The game, a pre-season friendly, was interrupted in the 84th minute when around 20 people stormed the pitch, waving palestinian flags.
The group attacked several Israeli players, including Maccabi Haifa captain Yossi Benayoun, reports The Local.
Maccabi Haifa players were assaulted tonight by an anti-Israel mob during a "friendly" match against Lille. Sickening pic.twitter.com/jihd3hRg6U— Jonathan (@jj34) July 23, 2014
Video footage of the incident shows several of the protesters clashing with players as stewards and security hawl the protesters off the pitch. Full time was called at 86 minutes, with Lille leading 2 - 0 before the disruption.
Austrian Chancellor Werner Faymann condemned the protesters. “Guests who stay in Austria, have the right to do so in safety, regardless of their origin or their religious affiliation,” he said.
Maccabi Haifa issued a statement about the incident, complaining the team had “experienced an uncomfortable atmosphere of violence on the pitch and in the stands”, blaming the “incitement in Turkish media” as the cause of the attack. According to the club, the protesters “were mostly Turkish immigrants”.
Maccabi Haifa has several Muslim players in the squad and insisted its ethos is one of “co-existence and tolerance.” According to Israeli newspaper Haaretz, Maccabi Haifa is the most popular side in the country among Arab fans.
“We condemn the violence that was used against us. This happened not because of sports or football, but because we are a team that represents Israel,” a team spokesperson told the Jerusalem Post.
Maccabi Haifa is considered Israel’s ambassador in UEFA, as they are the most successful club in the country’s history in all European competitions. Their next pre-season friendly will keep them on the continent, facing Germany’s Paderborn on Saturday.
Several anti-Israel protests have lead to anti-semitic violence in European capitals, since Tel Aviv intensified air strikes on the Gaza strip.
Israel severely reduced its diplomatic entourage in Turkey after its embassy in Ankara and consulate in Istanbul were attacked by Pro-Palestinian protesters last week.
German police are on high alert, as 14 people were arrested in Essen for planning to attack a synagogue this week.
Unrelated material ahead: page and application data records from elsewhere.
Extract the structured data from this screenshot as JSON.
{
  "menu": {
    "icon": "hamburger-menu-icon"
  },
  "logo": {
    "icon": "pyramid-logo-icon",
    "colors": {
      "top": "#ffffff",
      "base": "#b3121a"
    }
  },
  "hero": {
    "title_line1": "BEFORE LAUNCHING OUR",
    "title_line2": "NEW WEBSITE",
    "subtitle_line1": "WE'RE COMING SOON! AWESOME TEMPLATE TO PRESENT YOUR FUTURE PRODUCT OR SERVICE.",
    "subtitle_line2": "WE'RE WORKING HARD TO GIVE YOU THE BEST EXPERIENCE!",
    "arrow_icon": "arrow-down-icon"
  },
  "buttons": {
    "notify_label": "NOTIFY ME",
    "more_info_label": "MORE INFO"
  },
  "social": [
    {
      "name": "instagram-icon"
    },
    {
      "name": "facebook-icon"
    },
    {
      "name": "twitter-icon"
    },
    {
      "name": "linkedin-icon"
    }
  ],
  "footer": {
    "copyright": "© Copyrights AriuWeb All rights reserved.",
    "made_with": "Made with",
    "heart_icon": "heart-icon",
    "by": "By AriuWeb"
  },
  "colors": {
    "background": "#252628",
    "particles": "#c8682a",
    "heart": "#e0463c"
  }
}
This follows German police officials issuing a ban on anti-semitic slurs, after chants of “Jew, Jew, cowardly pig” were heard at an anti-Israeli protest in Berlin last week.